A brief overview of the tutorial
- Importing the custom markup language
- Using the built-in Function completion feature
- Final thoughts
Editing of a whole lot of the game files can be done using the simple Notepad, built into MS Windows, but if you want to make things at least a bit easier, we recommend downloading and installing Notepad++. It’s completely free and offers a massive range of useful features applicable in modding Starpoint Gemini Warlords.
1. Importing the custom markup language
We’ve assembled a number of so-called custom markup language files. These recognize the file you’ve opened up and apply colorizing on the discovered words. If you’re interested in scripting, trust me, this is essential. It will make things A LOT easier.
The custom language files are supplied with the game in the GameRoot\NP++ folder.
- log_LGM.xml – The game records a lot of information in the log.txt. The file is reset on each start of either the main game or the material editor. What this language file does is mark the “Error!” string in the file making it easier to spot when quickly scrolling through the log file.
- misc_LGM.xml – This bit is useful when editing definition files (.shp, .def, .sta…). If a parameter name isn’t color-coded, you should make sure it is written correctly.
- region_LGM.xml – This language file color-codes elements of the region files (.icr).
- world_LGM.xml – World.ics and individual sector files (.ics) use this language file to color-code their elements. Quite useful for browsing the insides of the game world-related files.
- sal_LGM.xml – This is the most important language file. It color-codes individual script elements, making it possible to quickly associate colors with script object groups and so on. If you’re really serious about using the script engine, make sure you have this language imported into Notepad++.
Now that we’ve got the basic explanation out of the way, how about we actually import the language, huh?
- Open Notepad++
- Go to Language->Define your language
- Click on the Import button
- Navigate to the NP++ folder
- Select the desired language (.xml) file and click Open
- Restarting Notepad++ is advisable
The only issue with this process is that it is advisable to do this on every new game update.
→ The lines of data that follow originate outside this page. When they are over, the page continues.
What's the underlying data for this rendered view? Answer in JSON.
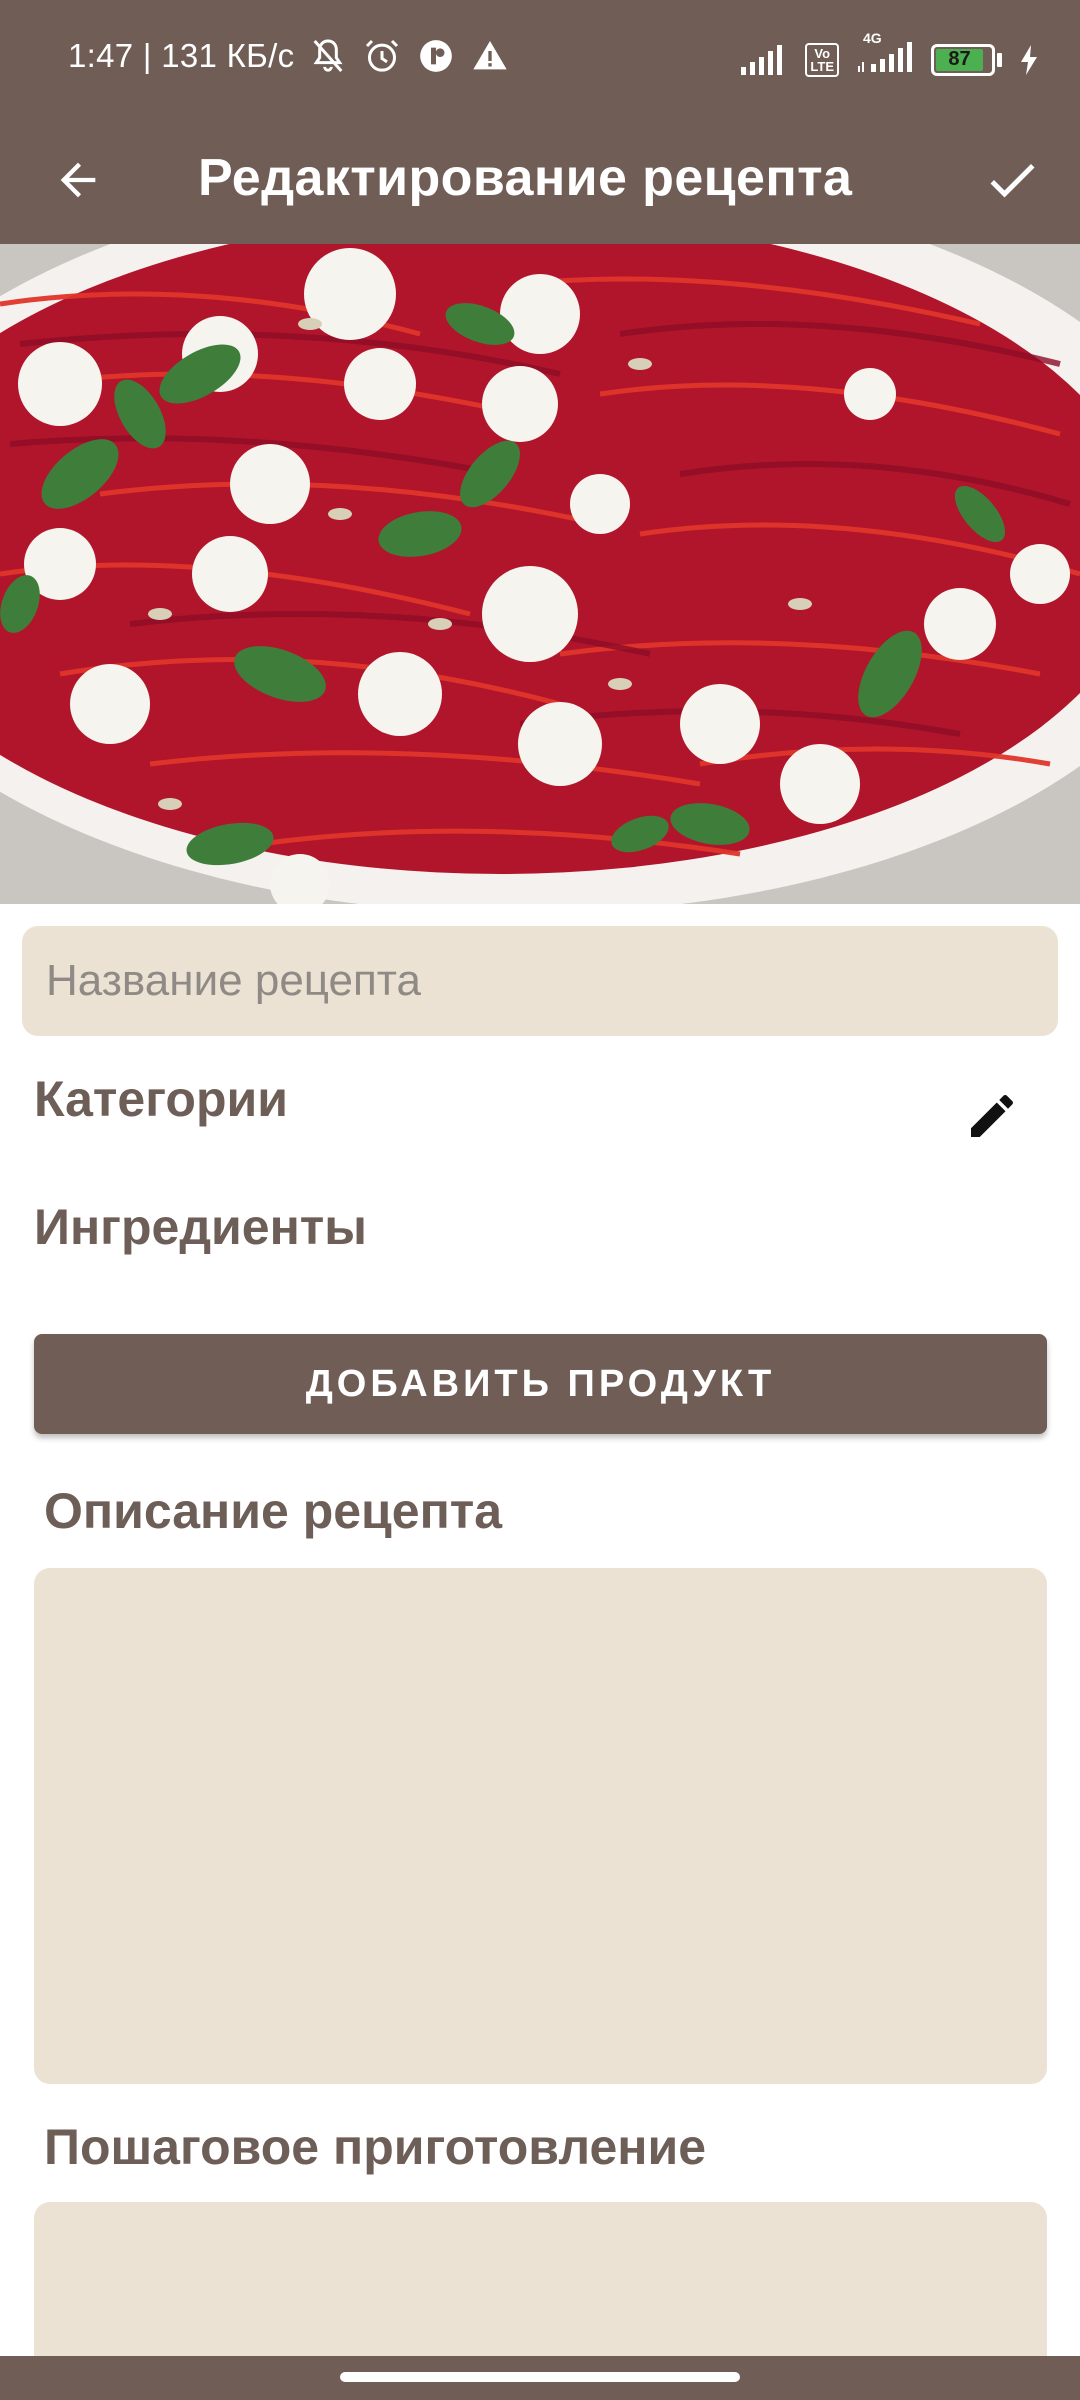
{
  "status_bar": {
    "time_speed": "1:47 | 131 КБ/с",
    "volte_label": "Vo\nLTE",
    "network_label": "4G",
    "battery_level": "87"
  },
  "app_bar": {
    "title": "Редактирование рецепта",
    "back_icon": "arrow-back-icon",
    "save_icon": "check-icon"
  },
  "hero": {
    "description_icon": "recipe-photo"
  },
  "form": {
    "name_placeholder": "Название рецепта",
    "name_value": "",
    "categories_label": "Категории",
    "ingredients_label": "Ингредиенты",
    "add_product_label": "ДОБАВИТЬ ПРОДУКТ",
    "description_label": "Описание рецепта",
    "description_value": "",
    "steps_label": "Пошаговое приготовление",
    "steps_value": ""
  },
  "colors": {
    "primary": "#705d56",
    "field_bg": "#ebe2d3",
    "section_text": "#6d5e58",
    "battery": "#4caf50"
  }
}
We regularly update the language files with each game update and there is no automatic process for re-import into Notepad++. You have to do this manually every time.
2. Using the built-in Function completion feature
OK. The markup is there and everything is nicely colored, but wouldn’t it be great to have a little list pop-up when you’re typing a script, to provide you suggestions based on what you’re typing? Sure it would, and thankfully, the Notepad++ team delivers. There are two procedures you need to do:
- Copy the language API files from NP++\APIs into NotepadInstallDirectory\plugins\APIs
- Restart Notepad++
- Open Notepad++
- Go to Settings->Preferences->Auto-Completion
- Check the Enable auto-completion on each input for Function completion
These two things combined will help you a lot if you’re doing scripts. As is the case with the language markup files, we regularly update the API files sou you’ll have to copy them into Notepad++ on each new game update.
3. Final thoughts
A small reminder can be found in the NP++ folder called INSTRUCTIONS.txt, just in case you need it. If all you plan on doing with a mod is something little, a tiny change like giving yourself a billion credits in-game, then this whole Notepad++ and language files is likely not needed, but if you’re really interested in modding, in doing some major changes, please do follow the above instructions and install Notepad and everything. You wouldn’t believe how many times a small typo made me lose a whole day of work. And all I needed to do was to update the language markup and my error would be apparent.
If you have any suggestions on how to make all of this workflow better, please don’t hesitate and let us know on email@example.com .